You’ll need cooked boneless, skinless chicken breasts, either cubed or shredded. I like to use poached chicken for its juicy, tender texture.
This recipe is also a great way to use leftover roasted or rotisserie chicken. Some store bought rotisserie chickens can be on the salty side, so if you’re using one, be mindful of that when seasoning your salad.
Since both poached and roasted chicken can be cooked a few days in advance, this recipe is great for meal prepping and busy schedules.
It wouldn’t be an epic entree salad without the add-ins! I like to start with juicy mandarin orange segments. You can either used jarred or fresh, if they’re in-season at your market.
We always buy Satsumas during the holiday season, which are my favorite mandarin orange variety. They’re especially sweet and juicy, and such a great addition to this salad. This recipe often makes an appearance with them on our table in the late fall and early winter months.
Want to read more about mandarin orange varieties? Check out this article from Harvest to Table.
A few sliced almonds add a nutty, toasted flavor and crunch, along with what is perhaps everyone’s favorite add-in, crispy noodles. You can either make your own, using my recipe for Fried Wonton Strips, or buy a bag of crunchy noodles (often labeled “Chow Mein Noodles”) at the grocery store.

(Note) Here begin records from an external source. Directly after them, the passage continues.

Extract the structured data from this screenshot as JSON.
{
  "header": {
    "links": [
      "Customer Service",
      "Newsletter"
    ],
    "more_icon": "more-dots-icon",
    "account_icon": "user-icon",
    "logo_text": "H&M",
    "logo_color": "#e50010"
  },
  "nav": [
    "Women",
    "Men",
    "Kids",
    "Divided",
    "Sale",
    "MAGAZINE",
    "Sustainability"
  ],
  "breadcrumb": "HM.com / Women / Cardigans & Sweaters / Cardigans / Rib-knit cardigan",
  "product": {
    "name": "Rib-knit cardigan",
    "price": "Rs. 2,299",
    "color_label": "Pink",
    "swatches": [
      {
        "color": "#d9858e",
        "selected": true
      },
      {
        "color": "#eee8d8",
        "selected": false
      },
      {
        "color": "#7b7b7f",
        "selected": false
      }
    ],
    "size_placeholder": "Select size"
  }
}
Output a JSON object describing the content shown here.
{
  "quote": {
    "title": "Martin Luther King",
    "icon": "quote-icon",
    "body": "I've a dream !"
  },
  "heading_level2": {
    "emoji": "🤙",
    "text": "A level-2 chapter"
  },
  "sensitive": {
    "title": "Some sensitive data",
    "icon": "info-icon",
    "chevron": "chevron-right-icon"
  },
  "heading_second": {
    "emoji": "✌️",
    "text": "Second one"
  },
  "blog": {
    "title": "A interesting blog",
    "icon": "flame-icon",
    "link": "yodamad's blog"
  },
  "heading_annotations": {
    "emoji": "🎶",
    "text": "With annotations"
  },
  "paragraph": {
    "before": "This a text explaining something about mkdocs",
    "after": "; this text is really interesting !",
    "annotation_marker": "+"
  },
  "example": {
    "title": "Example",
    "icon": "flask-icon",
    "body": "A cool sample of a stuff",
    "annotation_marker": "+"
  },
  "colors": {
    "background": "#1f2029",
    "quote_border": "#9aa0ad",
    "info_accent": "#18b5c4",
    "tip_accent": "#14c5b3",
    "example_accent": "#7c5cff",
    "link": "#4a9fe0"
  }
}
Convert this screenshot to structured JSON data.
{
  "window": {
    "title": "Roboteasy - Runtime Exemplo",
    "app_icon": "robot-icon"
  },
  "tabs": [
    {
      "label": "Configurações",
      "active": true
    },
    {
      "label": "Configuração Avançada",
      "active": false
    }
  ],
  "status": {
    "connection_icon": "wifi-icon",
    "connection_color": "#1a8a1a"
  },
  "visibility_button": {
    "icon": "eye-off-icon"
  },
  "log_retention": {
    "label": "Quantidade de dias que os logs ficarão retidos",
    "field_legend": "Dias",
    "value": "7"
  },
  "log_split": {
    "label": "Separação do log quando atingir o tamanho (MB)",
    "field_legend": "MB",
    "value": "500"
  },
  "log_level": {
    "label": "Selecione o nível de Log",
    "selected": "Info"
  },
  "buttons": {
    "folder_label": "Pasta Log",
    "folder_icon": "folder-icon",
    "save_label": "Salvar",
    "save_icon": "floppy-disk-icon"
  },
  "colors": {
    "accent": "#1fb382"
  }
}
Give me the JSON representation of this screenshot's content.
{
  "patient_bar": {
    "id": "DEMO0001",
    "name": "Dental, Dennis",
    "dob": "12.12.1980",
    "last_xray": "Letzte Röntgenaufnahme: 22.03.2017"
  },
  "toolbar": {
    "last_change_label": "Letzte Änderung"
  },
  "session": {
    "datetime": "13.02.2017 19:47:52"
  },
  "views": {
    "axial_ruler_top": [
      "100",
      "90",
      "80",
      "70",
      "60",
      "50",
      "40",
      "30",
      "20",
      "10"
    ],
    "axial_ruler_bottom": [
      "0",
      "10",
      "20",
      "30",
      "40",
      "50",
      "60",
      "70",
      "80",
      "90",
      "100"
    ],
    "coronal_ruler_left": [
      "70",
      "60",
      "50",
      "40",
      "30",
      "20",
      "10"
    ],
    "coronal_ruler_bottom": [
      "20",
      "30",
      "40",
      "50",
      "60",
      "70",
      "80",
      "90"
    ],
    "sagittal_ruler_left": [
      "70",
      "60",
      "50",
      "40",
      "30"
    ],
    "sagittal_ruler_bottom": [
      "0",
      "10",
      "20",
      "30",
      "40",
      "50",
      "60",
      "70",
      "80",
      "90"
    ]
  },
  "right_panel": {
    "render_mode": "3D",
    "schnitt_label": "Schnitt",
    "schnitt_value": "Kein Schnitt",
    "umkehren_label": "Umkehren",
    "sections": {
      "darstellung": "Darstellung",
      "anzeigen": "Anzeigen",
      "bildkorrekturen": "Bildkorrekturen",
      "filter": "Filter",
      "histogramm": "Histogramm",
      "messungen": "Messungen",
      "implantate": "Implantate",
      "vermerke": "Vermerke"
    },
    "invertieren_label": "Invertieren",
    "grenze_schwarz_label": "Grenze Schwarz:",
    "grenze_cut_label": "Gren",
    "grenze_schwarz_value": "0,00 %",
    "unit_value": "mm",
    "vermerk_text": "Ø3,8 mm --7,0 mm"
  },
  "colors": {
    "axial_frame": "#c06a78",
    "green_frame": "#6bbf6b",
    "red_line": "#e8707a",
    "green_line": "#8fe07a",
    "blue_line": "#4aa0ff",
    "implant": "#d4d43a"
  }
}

When making my own, I like to top the salad with a mound of the wonton strips for presentation, breaking them up into the salad as it’s scooped and served. If you prefer the crispy strips tossed into the salad, you can either break them up into pieces before adding them, or cut the wontons into thinner strips before frying.

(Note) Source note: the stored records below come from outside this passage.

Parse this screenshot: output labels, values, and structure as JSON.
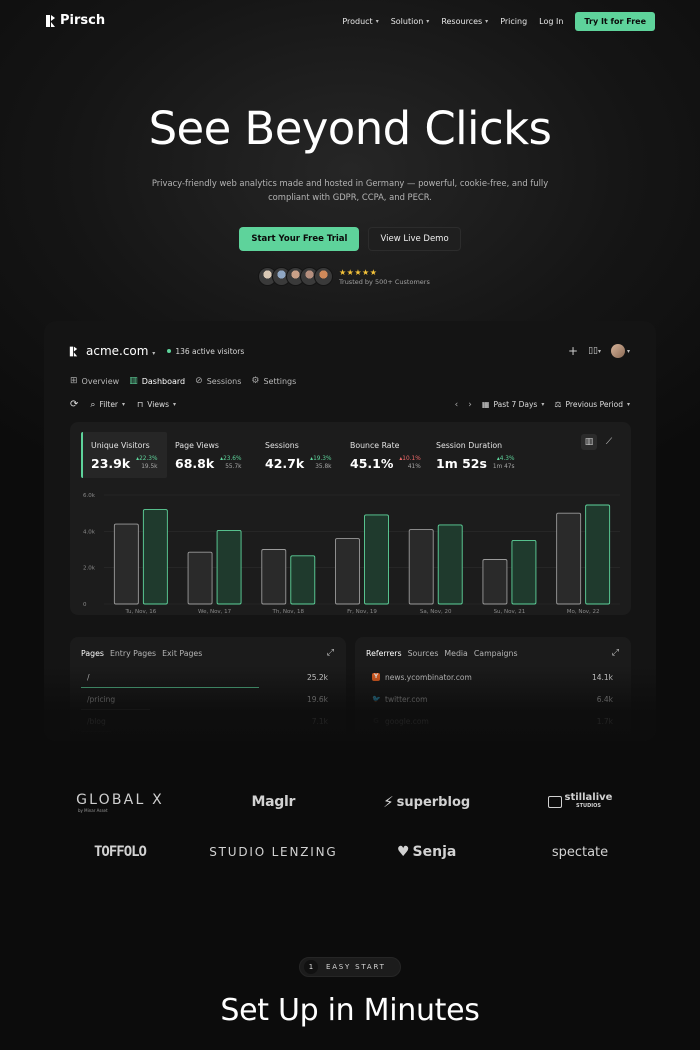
{
  "nav": {
    "brand": "Pirsch",
    "links": [
      {
        "label": "Product",
        "dropdown": true
      },
      {
        "label": "Solution",
        "dropdown": true
      },
      {
        "label": "Resources",
        "dropdown": true
      },
      {
        "label": "Pricing",
        "dropdown": false
      },
      {
        "label": "Log In",
        "dropdown": false
      }
    ],
    "cta": "Try It for Free"
  },
  "hero": {
    "title": "See Beyond Clicks",
    "subtitle": "Privacy-friendly web analytics made and hosted in Germany — powerful, cookie-free, and fully compliant with GDPR, CCPA, and PECR.",
    "primary_cta": "Start Your Free Trial",
    "secondary_cta": "View Live Demo",
    "stars": "★★★★★",
    "trust_text": "Trusted by 500+ Customers",
    "avatar_colors": [
      "#d9c8b4",
      "#8fa7c4",
      "#c9a087",
      "#b58f7e",
      "#d08a5a"
    ]
  },
  "dashboard": {
    "site": "acme.com",
    "active_visitors": "136 active visitors",
    "tabs": [
      {
        "label": "Overview",
        "icon": "grid-icon",
        "glyph": "⊞",
        "active": false
      },
      {
        "label": "Dashboard",
        "icon": "bar-chart-icon",
        "glyph": "▥",
        "active": true
      },
      {
        "label": "Sessions",
        "icon": "compass-icon",
        "glyph": "⊘",
        "active": false
      },
      {
        "label": "Settings",
        "icon": "gear-icon",
        "glyph": "⚙",
        "active": false
      }
    ],
    "tools": {
      "filter": "Filter",
      "views": "Views",
      "period": "Past 7 Days",
      "compare": "Previous Period"
    },
    "metrics": [
      {
        "label": "Unique Visitors",
        "value": "23.9k",
        "change": "▴22.3%",
        "direction": "up",
        "previous": "19.5k",
        "active": true
      },
      {
        "label": "Page Views",
        "value": "68.8k",
        "change": "▴23.6%",
        "direction": "up",
        "previous": "55.7k",
        "active": false
      },
      {
        "label": "Sessions",
        "value": "42.7k",
        "change": "▴19.3%",
        "direction": "up",
        "previous": "35.8k",
        "active": false
      },
      {
        "label": "Bounce Rate",
        "value": "45.1%",
        "change": "▴10.1%",
        "direction": "down",
        "previous": "41%",
        "active": false
      },
      {
        "label": "Session Duration",
        "value": "1m 52s",
        "change": "▴4.3%",
        "direction": "up",
        "previous": "1m 47s",
        "active": false
      }
    ],
    "pages_panel": {
      "tabs": [
        "Pages",
        "Entry Pages",
        "Exit Pages"
      ],
      "rows": [
        {
          "label": "/",
          "value": "25.2k",
          "share": 0.72
        },
        {
          "label": "/pricing",
          "value": "19.6k",
          "share": 0.28
        },
        {
          "label": "/blog",
          "value": "7.1k",
          "share": 0.12
        }
      ]
    },
    "referrers_panel": {
      "tabs": [
        "Referrers",
        "Sources",
        "Media",
        "Campaigns"
      ],
      "rows": [
        {
          "label": "news.ycombinator.com",
          "value": "14.1k",
          "icon": "ycombinator-icon",
          "glyph": "Y",
          "color": "#f26522"
        },
        {
          "label": "twitter.com",
          "value": "6.4k",
          "icon": "twitter-icon",
          "glyph": "🐦",
          "color": "#1d9bf0"
        },
        {
          "label": "google.com",
          "value": "1.7k",
          "icon": "google-icon",
          "glyph": "G",
          "color": "#555555"
        }
      ]
    }
  },
  "chart_data": {
    "type": "bar",
    "categories": [
      "Tu, Nov, 16",
      "We, Nov, 17",
      "Th, Nov, 18",
      "Fr, Nov, 19",
      "Sa, Nov, 20",
      "Su, Nov, 21",
      "Mo, Nov, 22"
    ],
    "series": [
      {
        "values": [
          4.4,
          2.85,
          3.0,
          3.6,
          4.1,
          2.45,
          5.0
        ]
      },
      {
        "values": [
          5.2,
          4.05,
          2.65,
          4.9,
          4.35,
          3.5,
          5.45
        ]
      }
    ],
    "y_ticks": [
      "0",
      "2.0k",
      "4.0k",
      "6.0k"
    ],
    "ylim": [
      0,
      6
    ],
    "colors": {
      "previous": "#9a9a9a",
      "current": "#5ed39b"
    },
    "grid": true
  },
  "logos": [
    [
      "GLOBAL X",
      "Maglr",
      "superblog",
      "stillalive"
    ],
    [
      "TOFFOLO",
      "STUDIO LENZING",
      "Senja",
      "spectate"
    ]
  ],
  "logo_subtexts": {
    "global": "by Minar Asset",
    "stillalive": "STUDIOS"
  },
  "section": {
    "step": "1",
    "label": "EASY START",
    "title": "Set Up in Minutes"
  }
}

Gently add the mandarins, almonds, and crispy noodles after you’ve tossed the salad with the vinaigrette. The fruit and nuts especially are delicate; handle them as little as possible for the prettiest plating.

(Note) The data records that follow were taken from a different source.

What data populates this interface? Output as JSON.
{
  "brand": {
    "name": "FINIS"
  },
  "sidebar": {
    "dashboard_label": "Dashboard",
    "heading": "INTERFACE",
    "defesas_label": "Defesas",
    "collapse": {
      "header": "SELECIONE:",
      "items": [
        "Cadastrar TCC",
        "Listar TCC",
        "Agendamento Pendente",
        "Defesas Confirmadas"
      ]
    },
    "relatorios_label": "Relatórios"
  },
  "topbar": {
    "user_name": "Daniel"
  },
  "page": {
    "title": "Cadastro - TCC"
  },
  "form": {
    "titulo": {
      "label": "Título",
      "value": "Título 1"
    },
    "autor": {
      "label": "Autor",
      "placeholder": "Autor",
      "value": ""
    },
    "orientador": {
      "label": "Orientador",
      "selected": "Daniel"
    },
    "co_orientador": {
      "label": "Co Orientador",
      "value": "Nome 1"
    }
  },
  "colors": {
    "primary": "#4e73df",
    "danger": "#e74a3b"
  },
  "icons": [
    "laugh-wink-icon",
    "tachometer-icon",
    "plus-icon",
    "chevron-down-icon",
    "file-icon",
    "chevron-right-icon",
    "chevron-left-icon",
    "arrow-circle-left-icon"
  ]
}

Mandarin Orange Chicken Salad
- 2 cups shredded red cabbage
- 1 cup shredded iceberg lettuce
- 1/2 cup thinly-sliced snow peas
- 1/2 cup shredded carrots
- 1/3 cup thinly-sliced scallions
- 2-3 cups cooked shredded chicken breast (poached, roasted, or rotisserie)
- 1/4 cup sliced almonds
- 3/4 cup mandarin orange segments
- 1/4 cup plum sauce
- 1/2 teaspoon grated ginger (I use a microplane)
- 1 large garlic clove , minced
- 3 tablespoons rice wine vinegar
- 2 tablespoons light soy sauce
- 1 teaspoon toasted sesame oil
- 2 tablespoons canola or vegetable oil
- kosher salt and ground white pepper
- 1/2 cup fried wonton strips (broken into pieces, if large)
Assemble the Salad
- In a large bowl, toss together all of the salad ingredients, except for the almonds and orange segments. (These are delicate and will be added just before serving.) Set aside while you make the vinaigrette.
Make the Vinaigrette and Serve
- In a bowl, whisk together plum sauce, ginger, garlic, vinegar, soy sauce, and sesame oil. Add canola oil in a steady stream, whisking until combined and dressing is emulsified. Season to taste with salt and ground white pepper.
- Alternatively, you can add all of the ingredients to a mason jar, cover tightly, and shake until combined.
- Add enough of the vinaigrette to the salad to coat. Add sliced almonds and mandarin orange segments and gently toss to combine. Mound the salad onto a large serving plate and top with wonton strips. Drizzle with any remaining dressing table-side. Serve immediately.
- Replace the iceberg lettuce with shredded Napa cabbage.
- Swap the snow peas for 1/2 cup thinly-sliced red bell pepper or bean sprouts.
- For a spicy vinaigrette, whisk in Sriracha, to taste.
- Sprinkle the top of the salad with toasted sesame seeds before serving.
To Poach Chicken Breasts:
- Place 2 boneless, skinless chicken breasts in a pot (in a single layer, if you can). Sprinkle with 1/2 teaspoon kosher salt.
- Add about 1 teaspoon whole peppercorns and some aromatics, such as a garlic, a few sprigs of your favorite fresh herbs, and a dried bay leaf.
- Add water to cover the chicken by 1 inch. Bring to a low boil over medium heat, cover, and reduce heat to maintain a simmer.
- Cook until the chicken breasts register 165 degrees F at the thickest portion. This will take anywhere from 5-14 minutes, depending on the size of the chicken breasts.
- Store poached chicken breasts, covered or wrapped in plastic wrap, in the refrigerator for up to 3-4 days.